### EXERCISE DETAILS
Repeat each entry in full, exactly.
☆ ☆ ☆ ☆ ☆ ☆ ☆
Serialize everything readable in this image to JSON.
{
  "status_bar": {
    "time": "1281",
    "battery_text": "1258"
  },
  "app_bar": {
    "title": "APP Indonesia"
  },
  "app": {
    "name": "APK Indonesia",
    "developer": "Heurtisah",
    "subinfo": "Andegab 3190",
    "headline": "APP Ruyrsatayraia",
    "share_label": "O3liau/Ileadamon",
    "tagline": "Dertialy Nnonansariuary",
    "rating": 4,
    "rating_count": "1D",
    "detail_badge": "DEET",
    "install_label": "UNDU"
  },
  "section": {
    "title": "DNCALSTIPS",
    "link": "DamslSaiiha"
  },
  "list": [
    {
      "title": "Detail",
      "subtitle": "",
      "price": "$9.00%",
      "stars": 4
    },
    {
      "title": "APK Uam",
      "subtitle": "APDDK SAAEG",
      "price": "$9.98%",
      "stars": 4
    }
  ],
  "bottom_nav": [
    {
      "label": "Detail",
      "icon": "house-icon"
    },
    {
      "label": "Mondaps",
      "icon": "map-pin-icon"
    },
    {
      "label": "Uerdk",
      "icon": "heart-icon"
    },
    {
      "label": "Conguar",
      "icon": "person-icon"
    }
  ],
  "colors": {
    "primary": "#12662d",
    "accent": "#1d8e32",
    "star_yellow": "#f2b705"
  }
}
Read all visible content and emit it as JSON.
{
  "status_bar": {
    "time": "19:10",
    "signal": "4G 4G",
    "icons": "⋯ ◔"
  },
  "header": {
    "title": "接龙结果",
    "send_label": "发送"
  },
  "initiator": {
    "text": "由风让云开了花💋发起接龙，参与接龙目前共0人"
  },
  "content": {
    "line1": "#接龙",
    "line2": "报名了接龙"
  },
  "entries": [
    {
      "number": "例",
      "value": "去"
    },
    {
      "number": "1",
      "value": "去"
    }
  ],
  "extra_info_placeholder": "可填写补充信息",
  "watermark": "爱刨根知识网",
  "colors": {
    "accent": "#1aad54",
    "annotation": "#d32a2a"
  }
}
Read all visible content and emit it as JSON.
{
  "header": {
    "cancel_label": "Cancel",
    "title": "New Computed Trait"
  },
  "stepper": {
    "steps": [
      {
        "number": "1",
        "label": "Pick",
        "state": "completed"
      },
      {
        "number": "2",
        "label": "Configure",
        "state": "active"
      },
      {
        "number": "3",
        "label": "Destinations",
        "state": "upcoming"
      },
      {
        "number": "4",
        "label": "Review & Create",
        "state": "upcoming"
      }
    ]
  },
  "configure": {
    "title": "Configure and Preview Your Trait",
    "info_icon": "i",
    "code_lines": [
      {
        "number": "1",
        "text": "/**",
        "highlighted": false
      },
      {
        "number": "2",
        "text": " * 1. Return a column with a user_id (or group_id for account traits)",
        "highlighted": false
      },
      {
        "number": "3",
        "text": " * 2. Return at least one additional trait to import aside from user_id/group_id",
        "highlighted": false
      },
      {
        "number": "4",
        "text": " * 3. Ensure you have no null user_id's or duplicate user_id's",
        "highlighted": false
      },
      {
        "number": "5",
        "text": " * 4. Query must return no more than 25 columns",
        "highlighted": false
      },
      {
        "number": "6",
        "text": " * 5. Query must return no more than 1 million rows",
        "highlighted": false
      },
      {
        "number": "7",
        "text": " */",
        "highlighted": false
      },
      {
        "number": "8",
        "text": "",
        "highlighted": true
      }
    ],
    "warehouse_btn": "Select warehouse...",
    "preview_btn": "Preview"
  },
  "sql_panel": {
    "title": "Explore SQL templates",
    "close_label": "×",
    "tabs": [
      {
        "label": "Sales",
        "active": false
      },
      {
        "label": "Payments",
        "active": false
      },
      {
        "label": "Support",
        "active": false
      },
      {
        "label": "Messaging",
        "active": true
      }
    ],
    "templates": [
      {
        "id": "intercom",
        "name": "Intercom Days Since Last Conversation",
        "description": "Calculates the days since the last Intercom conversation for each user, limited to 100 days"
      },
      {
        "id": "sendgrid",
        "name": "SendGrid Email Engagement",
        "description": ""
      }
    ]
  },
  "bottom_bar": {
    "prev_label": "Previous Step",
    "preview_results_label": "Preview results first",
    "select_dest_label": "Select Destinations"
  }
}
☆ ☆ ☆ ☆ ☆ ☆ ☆
### SOLUTION TO THIS TASK
Serialize everything readable in this image to JSON.
{
  "status_bar": {
    "time": "1281",
    "battery_text": "1258"
  },
  "app_bar": {
    "title": "APP Indonesia"
  },
  "app": {
    "name": "APK Indonesia",
    "developer": "Heurtisah",
    "subinfo": "Andegab 3190",
    "headline": "APP Ruyrsatayraia",
    "share_label": "O3liau/Ileadamon",
    "tagline": "Dertialy Nnonansariuary",
    "rating": 4,
    "rating_count": "1D",
    "detail_badge": "DEET",
    "install_label": "UNDU"
  },
  "section": {
    "title": "DNCALSTIPS",
    "link": "DamslSaiiha"
  },
  "list": [
    {
      "title": "Detail",
      "subtitle": "",
      "price": "$9.00%",
      "stars": 4
    },
    {
      "title": "APK Uam",
      "subtitle": "APDDK SAAEG",
      "price": "$9.98%",
      "stars": 4
    }
  ],
  "bottom_nav": [
    {
      "label": "Detail",
      "icon": "house-icon"
    },
    {
      "label": "Mondaps",
      "icon": "map-pin-icon"
    },
    {
      "label": "Uerdk",
      "icon": "heart-icon"
    },
    {
      "label": "Conguar",
      "icon": "person-icon"
    }
  ],
  "colors": {
    "primary": "#12662d",
    "accent": "#1d8e32",
    "star_yellow": "#f2b705"
  }
}
Read all visible content and emit it as JSON.
{
  "status_bar": {
    "time": "19:10",
    "signal": "4G 4G",
    "icons": "⋯ ◔"
  },
  "header": {
    "title": "接龙结果",
    "send_label": "发送"
  },
  "initiator": {
    "text": "由风让云开了花💋发起接龙，参与接龙目前共0人"
  },
  "content": {
    "line1": "#接龙",
    "line2": "报名了接龙"
  },
  "entries": [
    {
      "number": "例",
      "value": "去"
    },
    {
      "number": "1",
      "value": "去"
    }
  ],
  "extra_info_placeholder": "可填写补充信息",
  "watermark": "爱刨根知识网",
  "colors": {
    "accent": "#1aad54",
    "annotation": "#d32a2a"
  }
}
Read all visible content and emit it as JSON.
{
  "header": {
    "cancel_label": "Cancel",
    "title": "New Computed Trait"
  },
  "stepper": {
    "steps": [
      {
        "number": "1",
        "label": "Pick",
        "state": "completed"
      },
      {
        "number": "2",
        "label": "Configure",
        "state": "active"
      },
      {
        "number": "3",
        "label": "Destinations",
        "state": "upcoming"
      },
      {
        "number": "4",
        "label": "Review & Create",
        "state": "upcoming"
      }
    ]
  },
  "configure": {
    "title": "Configure and Preview Your Trait",
    "info_icon": "i",
    "code_lines": [
      {
        "number": "1",
        "text": "/**",
        "highlighted": false
      },
      {
        "number": "2",
        "text": " * 1. Return a column with a user_id (or group_id for account traits)",
        "highlighted": false
      },
      {
        "number": "3",
        "text": " * 2. Return at least one additional trait to import aside from user_id/group_id",
        "highlighted": false
      },
      {
        "number": "4",
        "text": " * 3. Ensure you have no null user_id's or duplicate user_id's",
        "highlighted": false
      },
      {
        "number": "5",
        "text": " * 4. Query must return no more than 25 columns",
        "highlighted": false
      },
      {
        "number": "6",
        "text": " * 5. Query must return no more than 1 million rows",
        "highlighted": false
      },
      {
        "number": "7",
        "text": " */",
        "highlighted": false
      },
      {
        "number": "8",
        "text": "",
        "highlighted": true
      }
    ],
    "warehouse_btn": "Select warehouse...",
    "preview_btn": "Preview"
  },
  "sql_panel": {
    "title": "Explore SQL templates",
    "close_label": "×",
    "tabs": [
      {
        "label": "Sales",
        "active": false
      },
      {
        "label": "Payments",
        "active": false
      },
      {
        "label": "Support",
        "active": false
      },
      {
        "label": "Messaging",
        "active": true
      }
    ],
    "templates": [
      {
        "id": "intercom",
        "name": "Intercom Days Since Last Conversation",
        "description": "Calculates the days since the last Intercom conversation for each user, limited to 100 days"
      },
      {
        "id": "sendgrid",
        "name": "SendGrid Email Engagement",
        "description": ""
      }
    ]
  },
  "bottom_bar": {
    "prev_label": "Previous Step",
    "preview_results_label": "Preview results first",
    "select_dest_label": "Select Destinations"
  }
}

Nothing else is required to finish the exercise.